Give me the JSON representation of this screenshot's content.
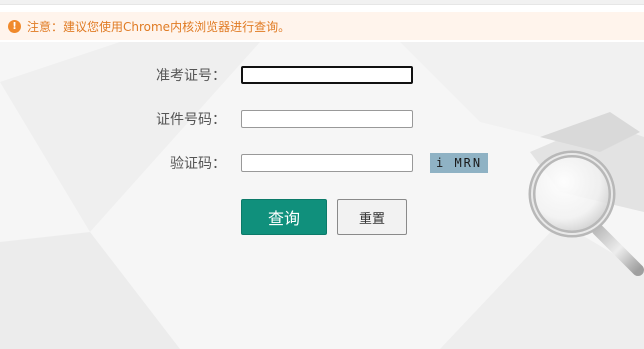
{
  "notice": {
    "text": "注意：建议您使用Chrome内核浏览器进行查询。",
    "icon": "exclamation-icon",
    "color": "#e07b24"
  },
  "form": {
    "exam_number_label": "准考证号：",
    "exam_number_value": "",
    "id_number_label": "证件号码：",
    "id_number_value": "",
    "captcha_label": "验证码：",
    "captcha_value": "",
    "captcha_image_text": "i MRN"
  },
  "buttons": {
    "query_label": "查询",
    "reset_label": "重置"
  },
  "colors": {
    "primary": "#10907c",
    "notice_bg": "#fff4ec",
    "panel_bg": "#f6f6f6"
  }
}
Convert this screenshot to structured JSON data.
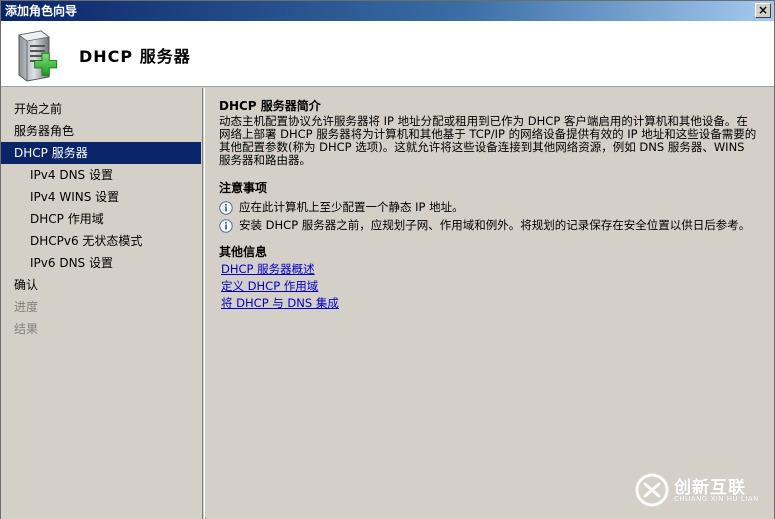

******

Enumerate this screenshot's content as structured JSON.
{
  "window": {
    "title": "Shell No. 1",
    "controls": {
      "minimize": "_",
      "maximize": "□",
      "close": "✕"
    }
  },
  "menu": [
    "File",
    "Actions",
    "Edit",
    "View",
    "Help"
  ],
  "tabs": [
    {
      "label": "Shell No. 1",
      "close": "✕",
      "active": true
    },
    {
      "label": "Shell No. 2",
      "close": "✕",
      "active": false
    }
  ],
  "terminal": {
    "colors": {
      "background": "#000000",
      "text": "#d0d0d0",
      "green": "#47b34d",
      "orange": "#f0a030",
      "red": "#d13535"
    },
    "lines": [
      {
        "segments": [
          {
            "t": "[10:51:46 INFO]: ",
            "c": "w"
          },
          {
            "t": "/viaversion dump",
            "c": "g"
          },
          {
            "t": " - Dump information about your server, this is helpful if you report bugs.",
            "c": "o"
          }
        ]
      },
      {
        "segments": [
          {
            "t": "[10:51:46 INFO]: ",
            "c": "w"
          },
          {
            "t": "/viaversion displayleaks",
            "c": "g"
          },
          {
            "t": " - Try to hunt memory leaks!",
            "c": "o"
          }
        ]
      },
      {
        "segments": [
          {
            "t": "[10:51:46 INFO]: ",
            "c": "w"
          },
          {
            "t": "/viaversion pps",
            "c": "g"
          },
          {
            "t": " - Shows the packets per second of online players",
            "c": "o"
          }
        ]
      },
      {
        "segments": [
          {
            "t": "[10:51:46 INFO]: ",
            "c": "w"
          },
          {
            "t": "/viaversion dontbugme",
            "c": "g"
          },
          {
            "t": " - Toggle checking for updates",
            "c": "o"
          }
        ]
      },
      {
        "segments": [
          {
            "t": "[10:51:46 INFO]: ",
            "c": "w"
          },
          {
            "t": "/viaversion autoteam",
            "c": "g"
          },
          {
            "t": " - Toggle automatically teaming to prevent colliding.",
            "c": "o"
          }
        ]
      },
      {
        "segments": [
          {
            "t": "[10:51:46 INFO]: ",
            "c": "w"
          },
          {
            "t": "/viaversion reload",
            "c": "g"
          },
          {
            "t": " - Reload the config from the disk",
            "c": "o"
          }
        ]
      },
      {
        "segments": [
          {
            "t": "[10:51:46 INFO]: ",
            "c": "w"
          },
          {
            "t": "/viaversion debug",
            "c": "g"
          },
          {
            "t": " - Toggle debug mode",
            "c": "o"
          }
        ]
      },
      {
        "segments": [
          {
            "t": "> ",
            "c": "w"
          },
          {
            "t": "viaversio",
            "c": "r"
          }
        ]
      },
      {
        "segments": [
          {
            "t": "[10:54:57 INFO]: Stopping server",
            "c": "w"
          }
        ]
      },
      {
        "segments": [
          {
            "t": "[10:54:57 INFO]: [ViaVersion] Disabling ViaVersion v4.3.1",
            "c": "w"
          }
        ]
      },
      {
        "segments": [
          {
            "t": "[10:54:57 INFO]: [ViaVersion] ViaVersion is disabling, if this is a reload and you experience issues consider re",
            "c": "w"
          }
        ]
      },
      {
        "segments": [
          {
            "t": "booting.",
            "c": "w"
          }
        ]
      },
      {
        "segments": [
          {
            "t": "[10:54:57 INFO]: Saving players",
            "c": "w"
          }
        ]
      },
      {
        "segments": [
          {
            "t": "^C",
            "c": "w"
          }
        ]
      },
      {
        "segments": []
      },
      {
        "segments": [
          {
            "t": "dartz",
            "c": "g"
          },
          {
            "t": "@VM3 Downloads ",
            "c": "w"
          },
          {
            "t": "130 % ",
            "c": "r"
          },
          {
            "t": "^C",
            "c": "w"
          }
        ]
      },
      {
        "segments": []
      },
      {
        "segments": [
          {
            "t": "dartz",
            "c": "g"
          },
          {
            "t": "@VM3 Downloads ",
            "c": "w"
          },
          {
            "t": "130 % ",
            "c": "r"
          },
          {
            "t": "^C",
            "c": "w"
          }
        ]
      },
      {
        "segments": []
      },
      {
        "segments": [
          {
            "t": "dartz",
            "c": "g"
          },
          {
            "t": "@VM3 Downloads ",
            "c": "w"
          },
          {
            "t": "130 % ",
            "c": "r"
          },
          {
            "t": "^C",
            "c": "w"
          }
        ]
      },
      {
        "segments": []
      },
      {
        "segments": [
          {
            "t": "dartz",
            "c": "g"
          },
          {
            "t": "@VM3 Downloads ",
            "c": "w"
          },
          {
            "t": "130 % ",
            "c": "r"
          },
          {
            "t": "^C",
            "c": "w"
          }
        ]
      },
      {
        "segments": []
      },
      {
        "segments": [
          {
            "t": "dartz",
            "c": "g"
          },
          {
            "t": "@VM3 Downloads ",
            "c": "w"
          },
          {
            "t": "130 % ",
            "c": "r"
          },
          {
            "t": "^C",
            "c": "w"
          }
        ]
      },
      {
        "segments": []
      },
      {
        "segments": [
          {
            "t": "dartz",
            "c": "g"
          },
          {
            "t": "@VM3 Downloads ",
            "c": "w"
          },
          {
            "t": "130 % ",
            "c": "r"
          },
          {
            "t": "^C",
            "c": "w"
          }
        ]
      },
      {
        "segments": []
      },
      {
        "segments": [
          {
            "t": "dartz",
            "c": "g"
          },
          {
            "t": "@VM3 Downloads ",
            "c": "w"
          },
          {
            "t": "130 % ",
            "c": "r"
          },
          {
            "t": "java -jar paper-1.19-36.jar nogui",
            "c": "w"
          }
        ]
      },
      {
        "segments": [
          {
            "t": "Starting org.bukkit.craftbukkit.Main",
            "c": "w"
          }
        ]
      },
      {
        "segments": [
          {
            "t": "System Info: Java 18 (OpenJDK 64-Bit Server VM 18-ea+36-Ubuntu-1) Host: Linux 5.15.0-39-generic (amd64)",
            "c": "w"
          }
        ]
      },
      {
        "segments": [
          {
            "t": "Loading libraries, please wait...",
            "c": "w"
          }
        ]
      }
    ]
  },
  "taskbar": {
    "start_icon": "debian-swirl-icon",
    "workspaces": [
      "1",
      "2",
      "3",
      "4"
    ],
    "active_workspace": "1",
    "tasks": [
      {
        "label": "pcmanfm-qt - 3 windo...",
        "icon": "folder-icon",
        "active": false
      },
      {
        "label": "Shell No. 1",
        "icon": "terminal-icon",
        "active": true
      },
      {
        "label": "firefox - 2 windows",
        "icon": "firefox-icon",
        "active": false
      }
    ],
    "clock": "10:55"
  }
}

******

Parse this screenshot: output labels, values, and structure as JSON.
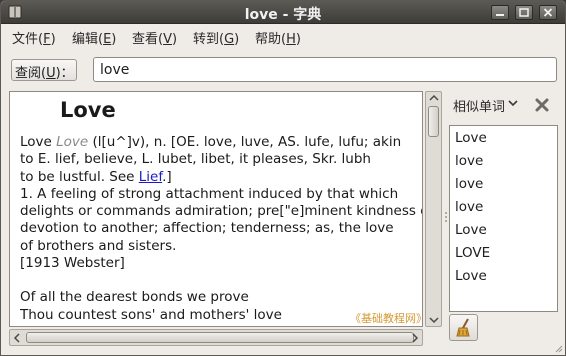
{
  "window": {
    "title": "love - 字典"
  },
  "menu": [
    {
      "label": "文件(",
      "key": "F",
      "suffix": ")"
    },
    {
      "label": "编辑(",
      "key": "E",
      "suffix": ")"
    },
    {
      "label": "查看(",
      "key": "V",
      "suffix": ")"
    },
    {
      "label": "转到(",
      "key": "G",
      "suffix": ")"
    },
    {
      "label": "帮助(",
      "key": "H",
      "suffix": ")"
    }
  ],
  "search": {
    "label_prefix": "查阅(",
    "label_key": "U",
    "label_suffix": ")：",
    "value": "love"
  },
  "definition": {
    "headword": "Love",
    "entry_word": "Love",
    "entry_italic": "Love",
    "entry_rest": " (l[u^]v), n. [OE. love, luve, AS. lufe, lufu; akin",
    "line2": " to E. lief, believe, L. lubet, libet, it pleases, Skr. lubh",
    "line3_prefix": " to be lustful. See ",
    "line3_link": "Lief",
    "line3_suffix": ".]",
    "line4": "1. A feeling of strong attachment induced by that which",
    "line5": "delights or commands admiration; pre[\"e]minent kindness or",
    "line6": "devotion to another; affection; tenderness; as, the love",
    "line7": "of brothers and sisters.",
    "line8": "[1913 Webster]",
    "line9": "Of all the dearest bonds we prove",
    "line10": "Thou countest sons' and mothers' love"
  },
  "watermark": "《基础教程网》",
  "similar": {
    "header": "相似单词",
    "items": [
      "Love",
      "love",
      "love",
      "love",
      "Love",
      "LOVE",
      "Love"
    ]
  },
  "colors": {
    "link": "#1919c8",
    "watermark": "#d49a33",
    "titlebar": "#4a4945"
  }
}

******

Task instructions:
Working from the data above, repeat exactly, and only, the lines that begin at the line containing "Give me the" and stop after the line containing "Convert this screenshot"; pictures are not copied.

Final answer:
Give me the JSON representation of this screenshot's content.
{
  "notice": {
    "text": "注意：建议您使用Chrome内核浏览器进行查询。",
    "icon": "exclamation-icon",
    "color": "#e07b24"
  },
  "form": {
    "exam_number_label": "准考证号：",
    "exam_number_value": "",
    "id_number_label": "证件号码：",
    "id_number_value": "",
    "captcha_label": "验证码：",
    "captcha_value": "",
    "captcha_image_text": "i MRN"
  },
  "buttons": {
    "query_label": "查询",
    "reset_label": "重置"
  },
  "colors": {
    "primary": "#10907c",
    "notice_bg": "#fff4ec",
    "panel_bg": "#f6f6f6"
  }
}
Convert this screenshot to structured JSON data.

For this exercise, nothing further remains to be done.